I had a conversation with my son (more than once for the sake of learning through repetition) where I calmly explained that sometimes when he says “excuse me” I can not stop right away and that even though it’s really hard, he has to wait his turn. He was bummed to hear this news. I told him it was important to wait, because it meant that I would hear all of his important words and not miss anything. Just as I want him to listen to me when I am speaking to him, I want to honor him when he needs to speak to me by giving him all of my focus and attention.

I’ve taught him that when I hear him say “excuse me” that I will let him know I heard him by saying, “I hear you and I will be right with you.” This phrase lets him know that I did hear that he wants me and that he has to wait.

I further explained that when I turn my face to look at him that it means I am ready to listen and speak with him. This step teaches him to wait and simultaneously keeps him focused on observing me. This observation time is important because he is learning through watching my turn-taking and how I am using and changing my own language in the conversation.

This second step takes time. It’s going to require your patience. Each time your child interrupts consider it a golden opportunity to keep reinforcing these steps for building a future with less interruptions.

There is a wonderful book called, My Mouth is a Volcano by Julia Cook.

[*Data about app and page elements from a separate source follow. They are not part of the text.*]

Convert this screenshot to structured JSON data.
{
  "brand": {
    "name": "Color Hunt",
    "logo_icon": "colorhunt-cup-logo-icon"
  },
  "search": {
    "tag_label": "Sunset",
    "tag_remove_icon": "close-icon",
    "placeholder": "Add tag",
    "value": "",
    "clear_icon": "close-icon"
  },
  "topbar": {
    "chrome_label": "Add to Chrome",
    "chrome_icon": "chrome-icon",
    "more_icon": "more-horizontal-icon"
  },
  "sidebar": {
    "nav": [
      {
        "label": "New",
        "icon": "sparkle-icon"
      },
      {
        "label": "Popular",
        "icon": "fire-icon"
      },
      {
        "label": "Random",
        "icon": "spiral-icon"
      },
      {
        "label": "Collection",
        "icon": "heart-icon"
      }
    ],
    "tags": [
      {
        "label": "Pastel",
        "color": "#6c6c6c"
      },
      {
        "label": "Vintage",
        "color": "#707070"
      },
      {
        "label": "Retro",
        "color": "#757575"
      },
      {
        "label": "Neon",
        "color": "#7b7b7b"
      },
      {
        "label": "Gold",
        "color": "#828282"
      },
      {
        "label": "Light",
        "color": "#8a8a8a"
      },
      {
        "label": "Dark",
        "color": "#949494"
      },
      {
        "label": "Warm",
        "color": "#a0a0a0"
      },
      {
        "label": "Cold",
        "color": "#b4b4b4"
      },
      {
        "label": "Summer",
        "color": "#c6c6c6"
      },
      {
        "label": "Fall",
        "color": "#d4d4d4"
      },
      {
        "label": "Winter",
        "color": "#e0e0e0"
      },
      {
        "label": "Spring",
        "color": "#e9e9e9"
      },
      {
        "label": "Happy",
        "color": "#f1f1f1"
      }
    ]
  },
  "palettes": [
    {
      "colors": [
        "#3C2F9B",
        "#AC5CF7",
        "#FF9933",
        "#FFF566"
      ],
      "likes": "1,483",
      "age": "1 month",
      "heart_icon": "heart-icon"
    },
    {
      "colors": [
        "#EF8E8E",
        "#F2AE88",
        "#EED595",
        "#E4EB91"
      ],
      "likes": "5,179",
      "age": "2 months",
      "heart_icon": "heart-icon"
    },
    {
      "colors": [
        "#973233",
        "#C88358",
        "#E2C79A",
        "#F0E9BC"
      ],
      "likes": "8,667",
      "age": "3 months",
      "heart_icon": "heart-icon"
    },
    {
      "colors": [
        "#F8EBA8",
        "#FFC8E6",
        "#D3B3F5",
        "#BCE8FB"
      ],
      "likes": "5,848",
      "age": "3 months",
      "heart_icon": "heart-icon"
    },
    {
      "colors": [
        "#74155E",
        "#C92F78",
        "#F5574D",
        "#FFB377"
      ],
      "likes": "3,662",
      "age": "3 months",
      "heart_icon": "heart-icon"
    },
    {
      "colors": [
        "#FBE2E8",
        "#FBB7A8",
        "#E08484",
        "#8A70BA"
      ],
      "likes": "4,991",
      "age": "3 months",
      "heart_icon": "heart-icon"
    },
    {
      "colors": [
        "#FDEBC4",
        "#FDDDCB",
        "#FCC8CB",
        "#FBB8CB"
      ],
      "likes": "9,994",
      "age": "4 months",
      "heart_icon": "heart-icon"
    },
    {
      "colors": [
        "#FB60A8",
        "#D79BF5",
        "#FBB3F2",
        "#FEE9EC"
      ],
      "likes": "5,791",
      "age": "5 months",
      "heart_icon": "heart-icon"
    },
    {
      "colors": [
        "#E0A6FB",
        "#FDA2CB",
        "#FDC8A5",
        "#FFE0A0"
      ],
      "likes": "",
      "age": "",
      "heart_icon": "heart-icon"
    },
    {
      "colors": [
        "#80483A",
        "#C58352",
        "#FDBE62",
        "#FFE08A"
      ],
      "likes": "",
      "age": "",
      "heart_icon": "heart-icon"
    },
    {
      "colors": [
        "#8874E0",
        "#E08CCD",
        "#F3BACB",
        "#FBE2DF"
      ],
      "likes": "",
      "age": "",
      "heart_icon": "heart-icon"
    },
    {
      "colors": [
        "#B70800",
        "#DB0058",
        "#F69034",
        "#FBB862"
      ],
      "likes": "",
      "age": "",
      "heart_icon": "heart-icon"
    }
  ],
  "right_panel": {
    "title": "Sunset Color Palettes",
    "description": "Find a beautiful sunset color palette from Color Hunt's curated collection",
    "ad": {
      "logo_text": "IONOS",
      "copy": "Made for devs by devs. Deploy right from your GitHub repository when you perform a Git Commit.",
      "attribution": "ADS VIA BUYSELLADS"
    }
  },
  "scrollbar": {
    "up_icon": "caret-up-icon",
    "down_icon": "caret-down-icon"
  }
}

The book is about a child that just can not wait to get his words out. He tries really hard to keep them in, tucked behind his teeth and lips, but sometimes they just burst out! It happens to the best of us – even to adults!

This book is enjoyable for children and provides a great reference to use when interruptions occur. It’s simple to say, “Oh no, your mouth is a volcano and it just erupted words every where. Please wait your turn and mommy will give you all of her attention in just a few minutes.” I’m always amazed by the difference I see in just a few weeks of using these strategies.

Children aren’t actively trying to cause communication break downs and frustration. They are learning to master social communication skills and it’s important work. Use interruptions as teachable moments and celebrate your child when they do not interrupt to reinforce their wonderful work!

If you are interested in seeing age benchmarks for social communication you can find them by clicking here.

If you are concerned that your child is not meeting his or her age-appropriate speech, language and/or social communication milestones, please discuss these concerns with your pediatrician.

Get your copy of My Mouth is a Volcano by Julia Cook by clicking the photo above.

Happy, Healthy Language Learning!